### Activity
Search the material below for the string "Pedido" and extract each line that has it.
━━ Provided information ━━
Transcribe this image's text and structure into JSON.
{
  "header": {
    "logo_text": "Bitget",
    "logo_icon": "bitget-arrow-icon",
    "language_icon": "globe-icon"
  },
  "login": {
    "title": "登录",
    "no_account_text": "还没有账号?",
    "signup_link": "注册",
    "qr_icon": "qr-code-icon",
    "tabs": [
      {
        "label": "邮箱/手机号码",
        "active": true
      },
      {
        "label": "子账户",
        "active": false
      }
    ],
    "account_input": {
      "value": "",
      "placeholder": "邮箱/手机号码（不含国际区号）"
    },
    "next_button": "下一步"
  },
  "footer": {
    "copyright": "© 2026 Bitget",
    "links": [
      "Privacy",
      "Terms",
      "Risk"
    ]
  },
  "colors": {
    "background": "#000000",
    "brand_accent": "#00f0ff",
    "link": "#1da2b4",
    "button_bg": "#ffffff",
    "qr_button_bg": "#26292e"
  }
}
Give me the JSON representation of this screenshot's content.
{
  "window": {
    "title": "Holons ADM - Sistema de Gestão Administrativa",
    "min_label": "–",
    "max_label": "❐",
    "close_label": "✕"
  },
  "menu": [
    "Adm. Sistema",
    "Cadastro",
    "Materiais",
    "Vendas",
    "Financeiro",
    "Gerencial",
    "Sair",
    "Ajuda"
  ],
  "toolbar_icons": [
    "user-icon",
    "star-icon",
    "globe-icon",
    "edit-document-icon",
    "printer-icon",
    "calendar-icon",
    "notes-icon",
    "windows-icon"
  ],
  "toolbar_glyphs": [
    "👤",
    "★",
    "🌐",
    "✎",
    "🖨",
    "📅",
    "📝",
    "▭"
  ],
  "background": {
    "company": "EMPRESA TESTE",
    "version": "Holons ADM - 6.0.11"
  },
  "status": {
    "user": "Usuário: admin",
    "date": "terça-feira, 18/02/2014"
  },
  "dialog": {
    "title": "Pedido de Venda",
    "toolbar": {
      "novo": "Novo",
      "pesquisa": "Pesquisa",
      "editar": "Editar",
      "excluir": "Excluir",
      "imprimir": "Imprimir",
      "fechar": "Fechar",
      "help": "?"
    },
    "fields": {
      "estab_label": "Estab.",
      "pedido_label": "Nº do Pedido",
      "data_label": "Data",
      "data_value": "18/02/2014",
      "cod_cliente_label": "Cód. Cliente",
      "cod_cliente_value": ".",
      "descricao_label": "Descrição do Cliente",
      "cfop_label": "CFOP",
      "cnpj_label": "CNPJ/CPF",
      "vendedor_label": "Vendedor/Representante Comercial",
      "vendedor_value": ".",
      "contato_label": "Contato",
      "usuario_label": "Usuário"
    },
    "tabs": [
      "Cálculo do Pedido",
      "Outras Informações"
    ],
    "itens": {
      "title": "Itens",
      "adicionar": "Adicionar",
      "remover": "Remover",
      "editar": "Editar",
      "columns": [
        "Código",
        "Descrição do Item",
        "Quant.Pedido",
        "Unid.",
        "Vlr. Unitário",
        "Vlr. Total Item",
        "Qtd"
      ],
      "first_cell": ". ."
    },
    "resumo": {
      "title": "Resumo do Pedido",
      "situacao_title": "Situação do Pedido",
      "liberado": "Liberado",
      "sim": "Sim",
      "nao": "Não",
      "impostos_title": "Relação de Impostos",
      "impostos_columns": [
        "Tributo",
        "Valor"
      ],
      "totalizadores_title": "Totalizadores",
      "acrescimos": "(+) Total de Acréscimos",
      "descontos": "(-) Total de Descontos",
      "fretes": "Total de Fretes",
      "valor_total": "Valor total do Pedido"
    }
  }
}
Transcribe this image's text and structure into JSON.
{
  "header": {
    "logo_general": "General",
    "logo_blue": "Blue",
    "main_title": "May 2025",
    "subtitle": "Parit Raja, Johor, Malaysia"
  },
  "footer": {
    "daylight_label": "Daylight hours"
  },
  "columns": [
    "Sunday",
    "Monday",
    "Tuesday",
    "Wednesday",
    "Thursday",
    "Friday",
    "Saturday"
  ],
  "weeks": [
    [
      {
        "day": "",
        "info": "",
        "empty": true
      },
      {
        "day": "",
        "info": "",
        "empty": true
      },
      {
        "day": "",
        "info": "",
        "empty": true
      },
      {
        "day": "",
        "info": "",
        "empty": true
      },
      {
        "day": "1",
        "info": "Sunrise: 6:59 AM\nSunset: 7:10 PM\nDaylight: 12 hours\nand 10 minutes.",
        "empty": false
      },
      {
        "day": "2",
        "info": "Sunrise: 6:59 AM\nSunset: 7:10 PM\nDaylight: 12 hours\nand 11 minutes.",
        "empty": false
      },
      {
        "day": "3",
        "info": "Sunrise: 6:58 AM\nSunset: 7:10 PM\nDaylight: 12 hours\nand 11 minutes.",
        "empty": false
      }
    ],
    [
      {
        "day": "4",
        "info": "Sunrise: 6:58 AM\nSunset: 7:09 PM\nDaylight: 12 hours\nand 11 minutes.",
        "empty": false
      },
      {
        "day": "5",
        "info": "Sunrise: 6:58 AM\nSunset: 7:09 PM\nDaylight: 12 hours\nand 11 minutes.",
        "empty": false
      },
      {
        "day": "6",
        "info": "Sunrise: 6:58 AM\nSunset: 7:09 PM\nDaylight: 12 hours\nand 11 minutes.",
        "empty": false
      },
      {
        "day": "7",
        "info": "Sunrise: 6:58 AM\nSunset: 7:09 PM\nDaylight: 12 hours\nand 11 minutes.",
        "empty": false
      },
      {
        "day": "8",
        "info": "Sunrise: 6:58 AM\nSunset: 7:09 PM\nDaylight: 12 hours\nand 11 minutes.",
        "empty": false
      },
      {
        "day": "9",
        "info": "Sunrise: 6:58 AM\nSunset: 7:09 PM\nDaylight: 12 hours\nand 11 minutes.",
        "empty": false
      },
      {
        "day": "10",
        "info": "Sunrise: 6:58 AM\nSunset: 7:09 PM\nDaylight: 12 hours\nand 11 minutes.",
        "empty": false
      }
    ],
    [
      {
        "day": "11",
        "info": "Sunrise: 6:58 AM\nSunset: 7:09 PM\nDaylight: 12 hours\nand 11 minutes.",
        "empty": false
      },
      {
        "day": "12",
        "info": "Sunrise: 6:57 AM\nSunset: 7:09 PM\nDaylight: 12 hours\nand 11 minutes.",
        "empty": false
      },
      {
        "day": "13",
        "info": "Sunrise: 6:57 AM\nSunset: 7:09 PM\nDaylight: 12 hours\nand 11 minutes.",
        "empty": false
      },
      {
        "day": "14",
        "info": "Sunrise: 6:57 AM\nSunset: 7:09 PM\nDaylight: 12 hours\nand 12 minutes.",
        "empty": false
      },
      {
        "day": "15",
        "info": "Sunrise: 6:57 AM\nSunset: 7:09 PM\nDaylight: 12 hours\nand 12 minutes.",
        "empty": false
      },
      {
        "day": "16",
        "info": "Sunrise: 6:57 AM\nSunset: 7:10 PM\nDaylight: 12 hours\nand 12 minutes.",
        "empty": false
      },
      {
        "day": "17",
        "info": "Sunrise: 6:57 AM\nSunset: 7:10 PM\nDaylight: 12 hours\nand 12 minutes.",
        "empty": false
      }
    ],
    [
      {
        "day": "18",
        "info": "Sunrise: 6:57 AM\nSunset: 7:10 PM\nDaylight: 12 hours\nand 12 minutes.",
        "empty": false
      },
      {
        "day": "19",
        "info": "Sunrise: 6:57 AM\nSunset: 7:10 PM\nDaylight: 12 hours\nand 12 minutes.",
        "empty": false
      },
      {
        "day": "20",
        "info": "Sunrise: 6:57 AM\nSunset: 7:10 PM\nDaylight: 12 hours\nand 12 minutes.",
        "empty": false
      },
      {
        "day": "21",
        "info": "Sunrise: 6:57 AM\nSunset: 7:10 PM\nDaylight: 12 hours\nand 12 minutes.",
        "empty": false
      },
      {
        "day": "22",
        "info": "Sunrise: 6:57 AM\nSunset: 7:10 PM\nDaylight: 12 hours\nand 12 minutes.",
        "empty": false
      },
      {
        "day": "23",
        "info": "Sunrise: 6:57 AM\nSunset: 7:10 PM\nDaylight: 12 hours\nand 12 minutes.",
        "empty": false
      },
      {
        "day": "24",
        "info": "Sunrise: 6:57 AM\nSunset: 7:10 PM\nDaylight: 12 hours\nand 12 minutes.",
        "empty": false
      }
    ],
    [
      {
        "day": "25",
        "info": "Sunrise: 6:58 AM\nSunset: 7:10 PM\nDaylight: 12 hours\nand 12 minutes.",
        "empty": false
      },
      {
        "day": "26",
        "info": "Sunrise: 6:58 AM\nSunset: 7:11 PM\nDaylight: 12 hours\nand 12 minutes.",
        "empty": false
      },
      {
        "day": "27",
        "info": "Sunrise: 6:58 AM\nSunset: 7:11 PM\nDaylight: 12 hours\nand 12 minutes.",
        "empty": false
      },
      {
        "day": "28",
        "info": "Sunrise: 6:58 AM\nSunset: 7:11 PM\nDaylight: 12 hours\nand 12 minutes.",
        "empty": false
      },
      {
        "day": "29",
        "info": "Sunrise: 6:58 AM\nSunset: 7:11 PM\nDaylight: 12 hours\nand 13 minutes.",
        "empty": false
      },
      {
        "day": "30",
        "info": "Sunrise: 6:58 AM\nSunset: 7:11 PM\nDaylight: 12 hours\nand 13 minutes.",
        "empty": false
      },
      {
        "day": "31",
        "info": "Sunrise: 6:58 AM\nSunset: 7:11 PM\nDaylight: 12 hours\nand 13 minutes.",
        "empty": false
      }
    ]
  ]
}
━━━
### Reply
    "title": "Pedido de Venda",
      "pedido_label": "Nº do Pedido",
      "Cálculo do Pedido",
        "Quant.Pedido",
      "title": "Resumo do Pedido",
      "situacao_title": "Situação do Pedido",
      "valor_total": "Valor total do Pedido"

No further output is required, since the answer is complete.